“Nothing is ever too much trouble, any time, day or night, and always with a big smile on their faces. I honestly believe they've saved my life after I was brought here three weeks ago. With the help of everyone here, I'm now preparing to return home to my wife.” For the latest Welsh news delivered to your inbox sign up to our newsletter

Nightingale House costs £4.9m per year to run, and most of the running costs come from public support and donations. The hospice’s chief executive recently spoke of the challenges faced by hospices in Wales and called on the Welsh Government to ensure that a more secure, sustainable funding model is put in place.

Fred and his wife
Fred was recently diagnosed with cancer -Credit: Nightingale House Hospice

Janet’s partner, Andy Snowden, 54, echoed the chief executive's calls and pleaded with the Welsh Government to act quickly to secure the future of hospice care for patients. He said: “I am not sure how we would have got through this awful time without the support of the team at Nightingale House.

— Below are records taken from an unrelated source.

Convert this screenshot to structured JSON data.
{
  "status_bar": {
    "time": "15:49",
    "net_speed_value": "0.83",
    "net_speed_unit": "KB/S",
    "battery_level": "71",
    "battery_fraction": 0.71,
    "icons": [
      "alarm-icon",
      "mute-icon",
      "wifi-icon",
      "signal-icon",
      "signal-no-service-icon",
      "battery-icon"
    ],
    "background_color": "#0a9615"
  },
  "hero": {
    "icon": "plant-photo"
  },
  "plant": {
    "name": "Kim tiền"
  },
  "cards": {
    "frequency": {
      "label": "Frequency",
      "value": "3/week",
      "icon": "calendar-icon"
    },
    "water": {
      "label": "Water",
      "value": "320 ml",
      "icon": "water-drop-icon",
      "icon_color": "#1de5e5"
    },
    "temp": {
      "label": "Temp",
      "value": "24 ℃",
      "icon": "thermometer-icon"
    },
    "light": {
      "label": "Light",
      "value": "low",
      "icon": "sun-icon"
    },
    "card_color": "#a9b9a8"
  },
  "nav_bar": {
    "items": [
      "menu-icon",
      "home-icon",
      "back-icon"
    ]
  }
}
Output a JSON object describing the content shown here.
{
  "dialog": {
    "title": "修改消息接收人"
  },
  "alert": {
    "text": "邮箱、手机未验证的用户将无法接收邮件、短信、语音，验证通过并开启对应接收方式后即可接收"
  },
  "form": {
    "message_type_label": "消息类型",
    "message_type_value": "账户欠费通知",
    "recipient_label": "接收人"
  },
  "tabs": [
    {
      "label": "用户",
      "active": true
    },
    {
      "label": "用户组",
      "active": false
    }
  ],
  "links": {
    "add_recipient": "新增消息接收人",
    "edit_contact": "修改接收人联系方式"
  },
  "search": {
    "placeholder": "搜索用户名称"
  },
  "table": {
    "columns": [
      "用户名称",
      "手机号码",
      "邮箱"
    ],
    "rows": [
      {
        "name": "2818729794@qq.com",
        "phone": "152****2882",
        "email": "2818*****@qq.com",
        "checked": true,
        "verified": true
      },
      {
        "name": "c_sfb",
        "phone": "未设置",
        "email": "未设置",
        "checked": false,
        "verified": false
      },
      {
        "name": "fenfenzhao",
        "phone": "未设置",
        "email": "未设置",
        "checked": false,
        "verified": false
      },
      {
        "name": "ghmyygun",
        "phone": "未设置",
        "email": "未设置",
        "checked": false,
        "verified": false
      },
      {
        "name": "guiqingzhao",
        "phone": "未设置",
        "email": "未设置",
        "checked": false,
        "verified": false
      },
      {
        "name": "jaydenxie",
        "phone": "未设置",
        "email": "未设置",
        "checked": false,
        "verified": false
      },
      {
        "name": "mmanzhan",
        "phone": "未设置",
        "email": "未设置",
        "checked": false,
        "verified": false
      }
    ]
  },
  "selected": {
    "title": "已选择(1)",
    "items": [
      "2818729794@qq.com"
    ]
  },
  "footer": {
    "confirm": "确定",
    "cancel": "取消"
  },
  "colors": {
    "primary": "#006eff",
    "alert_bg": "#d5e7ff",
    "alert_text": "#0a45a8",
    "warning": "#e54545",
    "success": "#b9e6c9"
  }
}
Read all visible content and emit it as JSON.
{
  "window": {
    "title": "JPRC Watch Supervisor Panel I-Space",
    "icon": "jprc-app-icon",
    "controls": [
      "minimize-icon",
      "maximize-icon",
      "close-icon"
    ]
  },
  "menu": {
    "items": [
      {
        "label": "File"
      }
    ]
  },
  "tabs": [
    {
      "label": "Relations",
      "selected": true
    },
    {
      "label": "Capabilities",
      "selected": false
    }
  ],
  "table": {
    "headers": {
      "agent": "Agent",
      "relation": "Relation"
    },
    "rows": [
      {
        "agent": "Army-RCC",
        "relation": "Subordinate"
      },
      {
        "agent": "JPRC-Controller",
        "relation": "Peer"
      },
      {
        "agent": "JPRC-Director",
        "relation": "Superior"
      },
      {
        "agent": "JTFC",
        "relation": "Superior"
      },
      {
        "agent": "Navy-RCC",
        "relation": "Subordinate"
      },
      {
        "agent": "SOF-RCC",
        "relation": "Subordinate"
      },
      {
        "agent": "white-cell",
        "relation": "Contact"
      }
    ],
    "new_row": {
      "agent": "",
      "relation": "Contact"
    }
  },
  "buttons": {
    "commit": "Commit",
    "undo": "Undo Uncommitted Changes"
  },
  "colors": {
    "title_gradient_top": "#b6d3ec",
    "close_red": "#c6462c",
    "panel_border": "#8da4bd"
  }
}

"It’s vital that the Welsh Government acts now to ensure that the level of care that Janet and my dad have received can continue.” A Welsh Government spokesperson said: “We recognise the vital role that hospice and end of life care services play to support families at some of the most difficult times of their lives.

“We are committed to strengthening and improving end-of-life care to ensure everyone who needs hospice support can continue to receive dignified and personalised support, outside of hospital, and at the end of their lives. Last month, we allocated an additional £4 million to be shared amongst 12 commissioned hospices in Wales – including Nightingale House Hospice – helping them to maintain services, retain staff and improve end of life care support during the cost-of-living crisis.”